“Civil Blood” is a self-published genre-crossing novel: part vampire, part courtroom drama, part science fiction.
“Civil Blood” starts in familiar territory for videogamers:
The Umbrella Corporation A big Pharma company accidentally releases a vampire virus on America and tries to cover it up by using squads of Forced Protection subcontractors to round up and imprison quarantine the infected.
We leave the familiar behind partly by having a virus that is powered by a new technology that harnesses Qi, the lifeforce in biological entities and partly by having an infected lawyer turn whistle-blower and demand his day in court to get redress from whoever created the virus.
The book is told from the point of view of two strong characters. There’s a first-person account from a screwed-up but kickass former enforcer for the evil corporation who has gone rogue after she was infected while rounding up targets, and a third-person account, focused on a senior enforcer inside the corporation who has a complex corporate history and some extraordinary talents.
The story read more like science fiction than a traditional vampire or zombie apocalypse tale. There was a strong focus on the science, the politicals and the legal niceties.
I felt the legal parts were the weakest. The idea was intriguing: can the infected be declared non-human and have their rights taken away because they are dead and in the grip of a virus that compels them to fatal violence. Unfortunately, the lawyer character wasn’t charismatic enough and the courtroom scenes felt flat and went on too long.

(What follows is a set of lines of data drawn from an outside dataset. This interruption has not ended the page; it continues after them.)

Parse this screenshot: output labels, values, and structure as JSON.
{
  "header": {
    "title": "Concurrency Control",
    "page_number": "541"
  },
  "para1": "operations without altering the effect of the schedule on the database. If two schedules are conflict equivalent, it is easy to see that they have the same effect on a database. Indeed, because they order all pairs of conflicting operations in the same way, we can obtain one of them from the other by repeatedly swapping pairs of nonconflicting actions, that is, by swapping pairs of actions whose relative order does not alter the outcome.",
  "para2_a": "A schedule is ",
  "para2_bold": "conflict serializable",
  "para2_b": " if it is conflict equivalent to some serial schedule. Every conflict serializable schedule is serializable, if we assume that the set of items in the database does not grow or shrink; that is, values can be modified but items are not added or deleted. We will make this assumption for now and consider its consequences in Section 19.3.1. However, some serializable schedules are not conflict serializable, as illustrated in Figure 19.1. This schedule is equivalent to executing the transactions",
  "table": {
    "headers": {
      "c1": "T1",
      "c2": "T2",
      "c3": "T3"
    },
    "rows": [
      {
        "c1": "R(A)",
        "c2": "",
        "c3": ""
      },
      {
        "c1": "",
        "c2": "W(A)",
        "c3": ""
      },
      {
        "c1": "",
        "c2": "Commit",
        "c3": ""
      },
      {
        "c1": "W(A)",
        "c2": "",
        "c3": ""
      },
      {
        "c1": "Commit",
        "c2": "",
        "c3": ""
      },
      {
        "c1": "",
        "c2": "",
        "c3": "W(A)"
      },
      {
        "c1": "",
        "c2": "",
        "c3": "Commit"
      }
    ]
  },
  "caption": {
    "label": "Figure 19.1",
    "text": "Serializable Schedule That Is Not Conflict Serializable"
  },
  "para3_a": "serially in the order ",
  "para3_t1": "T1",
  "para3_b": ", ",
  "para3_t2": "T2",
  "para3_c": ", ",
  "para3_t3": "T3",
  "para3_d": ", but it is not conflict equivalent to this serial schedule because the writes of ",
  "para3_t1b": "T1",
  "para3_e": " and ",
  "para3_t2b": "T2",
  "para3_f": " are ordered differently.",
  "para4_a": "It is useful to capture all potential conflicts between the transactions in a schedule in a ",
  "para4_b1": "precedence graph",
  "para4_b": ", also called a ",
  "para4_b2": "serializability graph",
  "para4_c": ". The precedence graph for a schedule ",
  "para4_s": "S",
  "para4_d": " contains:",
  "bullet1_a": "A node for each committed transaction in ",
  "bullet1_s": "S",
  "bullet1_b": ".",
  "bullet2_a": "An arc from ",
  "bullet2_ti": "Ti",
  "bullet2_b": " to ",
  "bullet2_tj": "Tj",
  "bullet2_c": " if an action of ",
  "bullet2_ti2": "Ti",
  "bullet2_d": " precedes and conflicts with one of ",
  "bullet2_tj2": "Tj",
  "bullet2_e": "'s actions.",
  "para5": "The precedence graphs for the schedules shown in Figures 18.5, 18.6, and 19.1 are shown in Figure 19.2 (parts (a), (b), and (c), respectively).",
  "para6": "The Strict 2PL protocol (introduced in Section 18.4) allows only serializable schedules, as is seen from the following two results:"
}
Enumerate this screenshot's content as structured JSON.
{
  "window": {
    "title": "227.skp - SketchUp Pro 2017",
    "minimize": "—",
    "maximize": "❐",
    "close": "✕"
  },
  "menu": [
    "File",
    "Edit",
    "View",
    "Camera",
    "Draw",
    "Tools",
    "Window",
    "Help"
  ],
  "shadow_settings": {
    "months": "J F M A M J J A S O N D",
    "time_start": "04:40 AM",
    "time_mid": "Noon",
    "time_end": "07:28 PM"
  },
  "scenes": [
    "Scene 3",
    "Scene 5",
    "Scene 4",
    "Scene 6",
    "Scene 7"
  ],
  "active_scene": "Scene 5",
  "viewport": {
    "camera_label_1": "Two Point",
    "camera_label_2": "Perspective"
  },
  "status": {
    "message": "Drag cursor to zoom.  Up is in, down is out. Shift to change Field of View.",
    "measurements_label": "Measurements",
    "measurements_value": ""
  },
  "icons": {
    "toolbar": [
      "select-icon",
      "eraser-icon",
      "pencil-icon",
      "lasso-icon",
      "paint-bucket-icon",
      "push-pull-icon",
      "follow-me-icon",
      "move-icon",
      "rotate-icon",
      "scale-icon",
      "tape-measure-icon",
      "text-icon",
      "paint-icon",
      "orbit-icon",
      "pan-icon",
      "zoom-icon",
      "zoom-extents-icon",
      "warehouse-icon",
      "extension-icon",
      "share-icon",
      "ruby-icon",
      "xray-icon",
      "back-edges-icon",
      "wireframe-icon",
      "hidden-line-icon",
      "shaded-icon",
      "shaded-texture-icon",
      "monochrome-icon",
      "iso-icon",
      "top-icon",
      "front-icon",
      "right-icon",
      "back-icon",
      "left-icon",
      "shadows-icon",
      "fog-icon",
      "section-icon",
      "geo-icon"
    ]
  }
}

There were some great action scenes and some novel ideas but character development beyond the two primary characters was a little lacking.